A recent study demonstrates a new way to tune the properties of 2D materials simply by adjusting the twist angle between them. The researchers built devices consisting of monolayer graphene encapsulated between two crystals of boron nitride and, by adjusting the relative twist angle between the layers, they were able to create multiple moiré pattern--''the first time anyone has seen the full rotational dependence of coexisting moiré superlattices in one device.''

Researchers applied a new modeling approach for long-term planning of the U.S. power grid under future climate and water resource conditions. The new approach shows the grid may need an additional 5.3% to 12% of power-generating capacity to meet demand and reliability requirements. The changes would lower water use and carbon emissions, potentially helping mitigate future climate changes.

31.7% of tropical Africa's vascular plant species could be threatened with extinction, reveals an international study. Using a new approach based on the key elements of the assessment process used by the International Union for Conservation of Nature (IUCN), for the first time researchers have been able to assess the potential conservation status of tropical flora on the scale of a continent.

Getting to the doctor's office for a check-up can be challenging for someone with a neurological disorder that impairs their movement, such as a stroke. But what if the patient could just take a video clip of their movements with a smart phone and forward the results to their doctor? Work by Dr. Hardeep Ryait and colleagues at CCBN-University of Lethbridge in Alberta, Canada, publishing November 21 in the open-access journal PLOS Biology, shows how this might one day be possible.

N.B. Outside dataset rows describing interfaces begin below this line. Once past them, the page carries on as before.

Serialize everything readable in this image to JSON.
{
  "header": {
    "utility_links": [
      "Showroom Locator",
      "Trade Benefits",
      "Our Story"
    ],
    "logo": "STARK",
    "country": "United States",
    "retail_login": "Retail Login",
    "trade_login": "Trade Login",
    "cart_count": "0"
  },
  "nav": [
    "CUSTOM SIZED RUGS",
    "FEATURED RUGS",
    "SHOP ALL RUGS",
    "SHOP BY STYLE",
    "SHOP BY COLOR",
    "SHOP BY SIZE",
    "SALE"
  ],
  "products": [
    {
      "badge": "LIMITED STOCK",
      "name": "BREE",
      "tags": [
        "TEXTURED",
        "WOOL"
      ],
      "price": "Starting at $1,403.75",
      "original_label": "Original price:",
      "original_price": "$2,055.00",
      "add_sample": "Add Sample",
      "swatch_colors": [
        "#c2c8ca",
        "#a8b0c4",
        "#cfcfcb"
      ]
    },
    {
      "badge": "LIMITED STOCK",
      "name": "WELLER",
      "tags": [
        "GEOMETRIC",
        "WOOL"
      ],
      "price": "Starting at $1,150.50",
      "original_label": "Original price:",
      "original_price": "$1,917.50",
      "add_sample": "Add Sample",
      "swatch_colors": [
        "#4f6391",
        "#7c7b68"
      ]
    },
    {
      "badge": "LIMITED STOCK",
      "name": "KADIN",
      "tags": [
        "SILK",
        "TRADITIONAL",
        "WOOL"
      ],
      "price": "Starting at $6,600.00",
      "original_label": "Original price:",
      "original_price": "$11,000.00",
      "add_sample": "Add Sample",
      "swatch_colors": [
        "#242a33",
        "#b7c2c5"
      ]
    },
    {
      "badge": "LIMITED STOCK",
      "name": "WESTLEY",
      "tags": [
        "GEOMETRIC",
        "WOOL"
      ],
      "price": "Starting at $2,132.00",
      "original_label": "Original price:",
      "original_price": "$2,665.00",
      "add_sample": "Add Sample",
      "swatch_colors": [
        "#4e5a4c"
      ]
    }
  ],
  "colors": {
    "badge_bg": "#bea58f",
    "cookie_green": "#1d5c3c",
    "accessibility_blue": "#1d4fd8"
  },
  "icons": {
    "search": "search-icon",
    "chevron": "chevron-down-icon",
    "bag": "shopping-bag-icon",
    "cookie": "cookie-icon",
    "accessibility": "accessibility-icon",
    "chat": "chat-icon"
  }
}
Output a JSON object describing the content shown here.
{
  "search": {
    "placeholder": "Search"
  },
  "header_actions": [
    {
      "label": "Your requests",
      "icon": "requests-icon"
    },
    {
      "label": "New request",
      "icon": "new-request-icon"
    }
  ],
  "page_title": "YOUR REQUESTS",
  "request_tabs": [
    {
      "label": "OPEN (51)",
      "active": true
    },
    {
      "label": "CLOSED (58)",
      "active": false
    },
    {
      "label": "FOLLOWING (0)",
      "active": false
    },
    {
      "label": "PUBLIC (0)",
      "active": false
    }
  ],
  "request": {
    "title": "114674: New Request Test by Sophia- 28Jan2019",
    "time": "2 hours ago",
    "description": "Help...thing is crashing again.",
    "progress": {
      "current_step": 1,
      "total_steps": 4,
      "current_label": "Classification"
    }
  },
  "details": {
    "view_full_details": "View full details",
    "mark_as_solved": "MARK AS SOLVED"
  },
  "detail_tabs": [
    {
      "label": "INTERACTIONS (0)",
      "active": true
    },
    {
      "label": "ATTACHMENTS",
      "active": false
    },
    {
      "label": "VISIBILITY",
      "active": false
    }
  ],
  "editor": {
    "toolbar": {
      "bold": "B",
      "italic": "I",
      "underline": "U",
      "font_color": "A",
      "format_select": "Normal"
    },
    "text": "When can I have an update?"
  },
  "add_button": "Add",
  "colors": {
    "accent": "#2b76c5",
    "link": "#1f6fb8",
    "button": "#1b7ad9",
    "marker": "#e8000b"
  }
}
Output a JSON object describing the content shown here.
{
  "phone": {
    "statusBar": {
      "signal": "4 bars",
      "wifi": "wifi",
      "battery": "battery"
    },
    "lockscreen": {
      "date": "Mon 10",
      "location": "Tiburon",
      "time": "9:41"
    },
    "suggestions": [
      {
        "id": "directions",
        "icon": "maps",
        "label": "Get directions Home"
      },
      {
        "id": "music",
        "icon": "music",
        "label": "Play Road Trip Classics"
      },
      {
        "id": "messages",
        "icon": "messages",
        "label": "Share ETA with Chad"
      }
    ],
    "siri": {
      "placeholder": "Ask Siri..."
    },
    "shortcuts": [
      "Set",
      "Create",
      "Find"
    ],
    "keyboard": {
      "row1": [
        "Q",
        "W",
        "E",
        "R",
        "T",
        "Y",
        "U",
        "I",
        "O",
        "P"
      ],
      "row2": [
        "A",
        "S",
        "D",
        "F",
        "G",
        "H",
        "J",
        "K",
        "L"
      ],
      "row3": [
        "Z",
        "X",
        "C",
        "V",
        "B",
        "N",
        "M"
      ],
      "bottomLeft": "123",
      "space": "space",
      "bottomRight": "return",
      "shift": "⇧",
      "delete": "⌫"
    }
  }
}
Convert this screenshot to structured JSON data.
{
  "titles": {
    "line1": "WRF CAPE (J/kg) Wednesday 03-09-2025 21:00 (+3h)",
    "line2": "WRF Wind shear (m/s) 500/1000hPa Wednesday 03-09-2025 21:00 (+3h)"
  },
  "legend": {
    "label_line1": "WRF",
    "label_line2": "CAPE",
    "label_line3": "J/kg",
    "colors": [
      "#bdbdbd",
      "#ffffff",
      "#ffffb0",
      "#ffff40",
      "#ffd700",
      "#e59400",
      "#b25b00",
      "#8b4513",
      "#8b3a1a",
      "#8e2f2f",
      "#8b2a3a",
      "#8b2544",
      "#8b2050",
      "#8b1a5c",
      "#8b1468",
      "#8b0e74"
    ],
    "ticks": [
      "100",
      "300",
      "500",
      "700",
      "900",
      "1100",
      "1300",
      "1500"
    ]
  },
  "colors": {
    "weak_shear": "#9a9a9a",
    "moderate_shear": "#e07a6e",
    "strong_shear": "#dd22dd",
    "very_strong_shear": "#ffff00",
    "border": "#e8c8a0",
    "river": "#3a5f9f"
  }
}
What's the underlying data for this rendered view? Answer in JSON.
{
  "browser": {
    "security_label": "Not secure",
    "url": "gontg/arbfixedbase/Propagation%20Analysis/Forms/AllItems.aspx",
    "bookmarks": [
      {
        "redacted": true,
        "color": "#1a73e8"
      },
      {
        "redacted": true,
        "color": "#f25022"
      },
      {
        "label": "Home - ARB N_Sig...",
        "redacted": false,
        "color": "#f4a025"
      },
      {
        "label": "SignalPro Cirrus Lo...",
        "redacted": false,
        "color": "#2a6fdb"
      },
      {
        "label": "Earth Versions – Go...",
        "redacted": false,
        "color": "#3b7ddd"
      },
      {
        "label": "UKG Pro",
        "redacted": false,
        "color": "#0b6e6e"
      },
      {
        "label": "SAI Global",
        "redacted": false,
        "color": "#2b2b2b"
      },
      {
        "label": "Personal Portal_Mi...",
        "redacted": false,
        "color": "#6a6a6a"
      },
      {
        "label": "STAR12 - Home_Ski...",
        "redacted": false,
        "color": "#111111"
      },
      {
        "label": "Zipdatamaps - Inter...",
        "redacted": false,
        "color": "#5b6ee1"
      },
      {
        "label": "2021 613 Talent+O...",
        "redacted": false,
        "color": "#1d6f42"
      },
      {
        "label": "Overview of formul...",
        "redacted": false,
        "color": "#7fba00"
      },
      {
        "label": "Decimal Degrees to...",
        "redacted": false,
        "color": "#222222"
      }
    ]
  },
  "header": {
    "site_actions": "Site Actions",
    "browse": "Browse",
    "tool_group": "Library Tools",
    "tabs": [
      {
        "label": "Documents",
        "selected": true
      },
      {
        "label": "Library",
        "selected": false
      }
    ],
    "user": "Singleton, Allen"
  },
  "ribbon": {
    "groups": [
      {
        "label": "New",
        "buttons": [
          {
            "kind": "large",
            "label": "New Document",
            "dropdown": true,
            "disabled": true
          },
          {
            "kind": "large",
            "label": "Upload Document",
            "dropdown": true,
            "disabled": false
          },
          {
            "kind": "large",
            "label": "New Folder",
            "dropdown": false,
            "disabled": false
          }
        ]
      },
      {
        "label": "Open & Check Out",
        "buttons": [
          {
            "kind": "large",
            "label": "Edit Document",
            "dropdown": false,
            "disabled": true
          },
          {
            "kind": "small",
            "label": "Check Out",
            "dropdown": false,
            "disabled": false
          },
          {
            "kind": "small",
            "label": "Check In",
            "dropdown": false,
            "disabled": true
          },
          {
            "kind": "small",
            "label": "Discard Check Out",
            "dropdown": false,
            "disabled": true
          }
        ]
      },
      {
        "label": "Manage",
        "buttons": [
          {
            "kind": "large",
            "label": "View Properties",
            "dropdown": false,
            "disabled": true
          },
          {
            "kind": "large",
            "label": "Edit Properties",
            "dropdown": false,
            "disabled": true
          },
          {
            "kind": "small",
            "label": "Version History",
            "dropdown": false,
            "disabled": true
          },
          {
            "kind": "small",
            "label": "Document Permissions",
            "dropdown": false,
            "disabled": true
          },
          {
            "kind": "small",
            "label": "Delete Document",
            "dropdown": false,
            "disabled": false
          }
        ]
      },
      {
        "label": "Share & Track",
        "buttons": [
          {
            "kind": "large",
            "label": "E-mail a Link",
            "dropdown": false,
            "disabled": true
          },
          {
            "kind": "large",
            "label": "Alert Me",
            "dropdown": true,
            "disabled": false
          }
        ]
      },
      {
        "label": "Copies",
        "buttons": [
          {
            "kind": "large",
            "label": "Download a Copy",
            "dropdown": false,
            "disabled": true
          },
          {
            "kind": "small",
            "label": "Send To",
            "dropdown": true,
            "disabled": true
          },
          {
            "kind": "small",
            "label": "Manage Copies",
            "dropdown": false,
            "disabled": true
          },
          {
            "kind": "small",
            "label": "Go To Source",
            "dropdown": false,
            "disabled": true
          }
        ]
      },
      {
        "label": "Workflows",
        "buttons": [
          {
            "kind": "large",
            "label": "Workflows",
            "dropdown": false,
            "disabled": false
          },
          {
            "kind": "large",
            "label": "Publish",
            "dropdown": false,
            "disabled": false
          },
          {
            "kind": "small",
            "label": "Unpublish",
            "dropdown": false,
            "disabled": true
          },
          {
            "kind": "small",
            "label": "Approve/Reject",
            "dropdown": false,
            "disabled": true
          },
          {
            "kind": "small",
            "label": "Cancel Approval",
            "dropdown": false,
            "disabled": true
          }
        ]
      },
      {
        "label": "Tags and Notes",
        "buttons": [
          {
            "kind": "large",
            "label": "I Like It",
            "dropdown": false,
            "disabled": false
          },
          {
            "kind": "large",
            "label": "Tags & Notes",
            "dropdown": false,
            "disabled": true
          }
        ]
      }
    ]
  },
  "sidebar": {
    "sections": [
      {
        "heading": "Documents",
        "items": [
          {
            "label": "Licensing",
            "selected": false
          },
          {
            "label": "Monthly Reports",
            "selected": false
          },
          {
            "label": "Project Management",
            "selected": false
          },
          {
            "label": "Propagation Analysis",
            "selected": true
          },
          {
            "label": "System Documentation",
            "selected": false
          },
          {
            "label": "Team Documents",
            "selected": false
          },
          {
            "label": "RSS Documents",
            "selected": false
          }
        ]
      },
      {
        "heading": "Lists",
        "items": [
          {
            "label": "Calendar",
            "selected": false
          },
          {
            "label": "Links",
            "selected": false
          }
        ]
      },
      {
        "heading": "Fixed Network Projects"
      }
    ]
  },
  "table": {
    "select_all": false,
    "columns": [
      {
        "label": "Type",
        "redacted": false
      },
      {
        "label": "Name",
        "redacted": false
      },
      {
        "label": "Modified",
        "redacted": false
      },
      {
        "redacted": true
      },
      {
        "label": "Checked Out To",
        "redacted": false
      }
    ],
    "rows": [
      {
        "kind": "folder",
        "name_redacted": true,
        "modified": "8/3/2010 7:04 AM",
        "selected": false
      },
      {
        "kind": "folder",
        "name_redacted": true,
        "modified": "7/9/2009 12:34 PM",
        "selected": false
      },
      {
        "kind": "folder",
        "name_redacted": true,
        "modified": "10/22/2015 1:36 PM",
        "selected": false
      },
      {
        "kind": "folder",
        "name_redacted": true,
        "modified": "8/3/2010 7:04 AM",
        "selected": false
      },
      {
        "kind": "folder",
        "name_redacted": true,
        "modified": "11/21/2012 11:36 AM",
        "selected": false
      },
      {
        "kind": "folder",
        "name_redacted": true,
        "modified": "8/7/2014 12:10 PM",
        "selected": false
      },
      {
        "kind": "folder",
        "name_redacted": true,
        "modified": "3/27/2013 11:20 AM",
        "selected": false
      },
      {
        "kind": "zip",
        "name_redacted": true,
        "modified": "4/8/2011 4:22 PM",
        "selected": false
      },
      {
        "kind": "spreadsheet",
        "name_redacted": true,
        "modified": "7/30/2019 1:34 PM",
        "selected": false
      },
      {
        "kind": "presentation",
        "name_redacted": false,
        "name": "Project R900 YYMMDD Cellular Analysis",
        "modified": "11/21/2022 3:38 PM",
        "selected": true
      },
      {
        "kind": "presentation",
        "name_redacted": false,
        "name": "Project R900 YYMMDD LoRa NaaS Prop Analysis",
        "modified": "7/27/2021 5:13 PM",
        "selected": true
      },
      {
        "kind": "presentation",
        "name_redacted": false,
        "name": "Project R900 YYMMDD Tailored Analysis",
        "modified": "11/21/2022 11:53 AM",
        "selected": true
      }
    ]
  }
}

When pathogens invade cells, our body combats them using various methods. Researchers at the University of Basel's Biozentrum have now been able to show how a cellular pump keeps such invading pathogens in check. As the researchers report in Science, this pump causes a magnesium shortage, which in turn restricts bacterial growth.